Location and Contact Information
Wildlife conservation is at the heart of the National Wildlife Refuge System. It drives everything on U.S. Fish and Wildlife Service lands and waters managed within the Refuge System, from the purposes for which ais established to the recreational activities offered to the resource management tools used. Using conservation best practices, the Refuge System manages Service lands and waters to help ensure the survival of native wildlife species.
The primary purpose of Stewart Lake National Wildlife Refuge is to provide suitable habitat nesting and brood rearing habitat for waterfowl, as well as other wildlife. To help plants and wildlife, refuge staff use a variety of habitat management techniques to maintain, enhance, or recover plants and wildlife. Refuge staff carefully consider any management techniques and employs them in varying degrees according to the situation. Several habitat management tools are used to maintain and enhance habitat, including livestock grazing, prescribed burning, noxious weed control, mowing, seeding, and the most important tool for refuge wetlands – water management. Sometimes, sensitive areas are closed to the public so that the land can recover more quickly.

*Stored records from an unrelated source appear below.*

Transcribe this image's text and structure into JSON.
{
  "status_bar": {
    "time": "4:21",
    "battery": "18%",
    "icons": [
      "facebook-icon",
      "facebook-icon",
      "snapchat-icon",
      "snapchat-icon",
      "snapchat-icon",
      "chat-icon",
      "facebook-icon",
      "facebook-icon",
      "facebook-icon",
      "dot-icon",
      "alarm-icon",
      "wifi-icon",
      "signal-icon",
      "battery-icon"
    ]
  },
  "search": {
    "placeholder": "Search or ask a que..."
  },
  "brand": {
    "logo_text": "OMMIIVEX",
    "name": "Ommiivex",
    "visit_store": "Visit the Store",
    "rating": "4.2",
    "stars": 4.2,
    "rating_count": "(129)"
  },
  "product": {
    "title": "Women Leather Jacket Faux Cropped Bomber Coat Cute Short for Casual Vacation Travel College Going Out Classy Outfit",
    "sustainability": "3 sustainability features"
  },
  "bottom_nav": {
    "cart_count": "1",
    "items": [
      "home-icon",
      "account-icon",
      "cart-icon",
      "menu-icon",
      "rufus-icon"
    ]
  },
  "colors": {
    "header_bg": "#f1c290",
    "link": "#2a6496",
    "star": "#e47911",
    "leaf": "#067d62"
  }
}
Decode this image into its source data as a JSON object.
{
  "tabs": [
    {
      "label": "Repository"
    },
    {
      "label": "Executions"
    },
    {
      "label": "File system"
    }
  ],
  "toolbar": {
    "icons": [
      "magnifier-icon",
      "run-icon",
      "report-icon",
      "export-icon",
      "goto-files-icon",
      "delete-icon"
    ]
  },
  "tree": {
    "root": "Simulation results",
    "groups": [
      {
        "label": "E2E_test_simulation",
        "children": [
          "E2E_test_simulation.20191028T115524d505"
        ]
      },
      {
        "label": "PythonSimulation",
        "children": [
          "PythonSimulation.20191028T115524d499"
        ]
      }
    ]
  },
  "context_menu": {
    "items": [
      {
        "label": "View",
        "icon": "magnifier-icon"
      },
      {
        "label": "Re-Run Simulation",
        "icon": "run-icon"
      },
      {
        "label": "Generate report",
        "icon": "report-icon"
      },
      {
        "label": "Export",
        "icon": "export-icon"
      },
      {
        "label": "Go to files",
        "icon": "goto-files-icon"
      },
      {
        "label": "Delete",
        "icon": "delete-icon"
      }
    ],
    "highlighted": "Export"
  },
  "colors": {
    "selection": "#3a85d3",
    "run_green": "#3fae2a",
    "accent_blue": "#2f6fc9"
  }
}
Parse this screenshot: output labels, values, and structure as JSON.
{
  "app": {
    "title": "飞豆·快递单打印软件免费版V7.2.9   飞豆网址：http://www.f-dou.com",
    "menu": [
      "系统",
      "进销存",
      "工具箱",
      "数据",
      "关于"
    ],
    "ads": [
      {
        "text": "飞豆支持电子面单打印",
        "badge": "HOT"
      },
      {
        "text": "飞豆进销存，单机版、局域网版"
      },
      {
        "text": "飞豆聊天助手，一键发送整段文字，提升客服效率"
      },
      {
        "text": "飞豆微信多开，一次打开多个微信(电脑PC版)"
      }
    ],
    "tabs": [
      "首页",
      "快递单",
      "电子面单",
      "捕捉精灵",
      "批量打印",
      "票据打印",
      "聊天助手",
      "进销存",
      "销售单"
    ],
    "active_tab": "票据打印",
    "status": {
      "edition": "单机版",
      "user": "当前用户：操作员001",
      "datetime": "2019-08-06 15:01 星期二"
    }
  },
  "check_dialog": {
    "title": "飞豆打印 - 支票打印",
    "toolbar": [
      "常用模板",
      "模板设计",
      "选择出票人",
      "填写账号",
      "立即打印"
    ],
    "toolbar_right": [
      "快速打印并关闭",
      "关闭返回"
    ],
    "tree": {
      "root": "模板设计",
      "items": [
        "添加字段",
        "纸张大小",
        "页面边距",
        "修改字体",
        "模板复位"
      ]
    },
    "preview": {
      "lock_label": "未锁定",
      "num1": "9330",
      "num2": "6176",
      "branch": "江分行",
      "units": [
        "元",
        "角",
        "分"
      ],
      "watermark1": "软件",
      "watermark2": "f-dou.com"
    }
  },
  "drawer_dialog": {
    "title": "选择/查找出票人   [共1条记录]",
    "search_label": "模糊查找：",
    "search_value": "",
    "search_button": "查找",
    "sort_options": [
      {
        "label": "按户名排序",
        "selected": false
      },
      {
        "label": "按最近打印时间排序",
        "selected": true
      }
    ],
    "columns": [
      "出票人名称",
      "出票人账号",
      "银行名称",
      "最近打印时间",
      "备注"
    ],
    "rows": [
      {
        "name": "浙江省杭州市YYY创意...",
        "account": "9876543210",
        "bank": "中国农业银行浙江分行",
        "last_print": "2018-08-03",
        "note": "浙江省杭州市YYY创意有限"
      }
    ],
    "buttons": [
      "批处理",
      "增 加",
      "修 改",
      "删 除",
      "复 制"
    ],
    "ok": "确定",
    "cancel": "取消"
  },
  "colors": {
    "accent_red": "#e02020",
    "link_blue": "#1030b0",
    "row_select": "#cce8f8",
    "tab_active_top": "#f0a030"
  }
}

What We Do
Refuge staff use a host of scientifically sound management tools to address biological challenges. At this field station, our conservation toolbox includes:
- Planning – Comprehensive Conservation Plan
- Compatibility Determinations
- Cultural Resources
- Fire Management
- Invasive Species
- Inventory and Monitoring
- Law Enforcement
- Pesticide Management
- Species Research
- Water Management
The U.S. Fish and Wildlife Service manages an unparalleled network of public lands and waters called the National Wildlife Refuge System. With over 565 refuges and 38 wetland management districts spanning the country, this system protects iconic species and provides some of the best wildlife viewing opportunities on Earth.
An official wildlife inventory has not been conducted on Stewart Lake National Wildlife Refuge, but many of the species would be similar to those found at Lake Ilo National Wildlife Refuge, which is approximately 107 miles away. At Lake Ilo, 227 birds, 36 mammals, 6 reptiles, and 3 amphibians have been observed.
Groups of waterfowl use the 197-acre Stewart Lake during both spring and fall migration. Waterfowl species that commonly nest here include Canada geese, mallard, northern pintail, blue-winged teal, northern shoveler, and gadwall. Other nesting waterbirds include eared grebes, pied-billed grebes, double-crested cormorants, great blue herons, black-crowned night-herons, and American bitterns. Shorebirds such as killdeer, plovers, sandpipers, willets, yellowlegs, marbled godwits, American avocets, and phalaropes are also plentiful. Songbirds such as the western meadowlark, bobolink, chestnut-collared longspur, and several native sparrows can be observed in the 2,033-acre grassland. Some of the resident mammals that make their year-round home here include white-tailed deer, mule deer, badgers, coyotes, and weasels.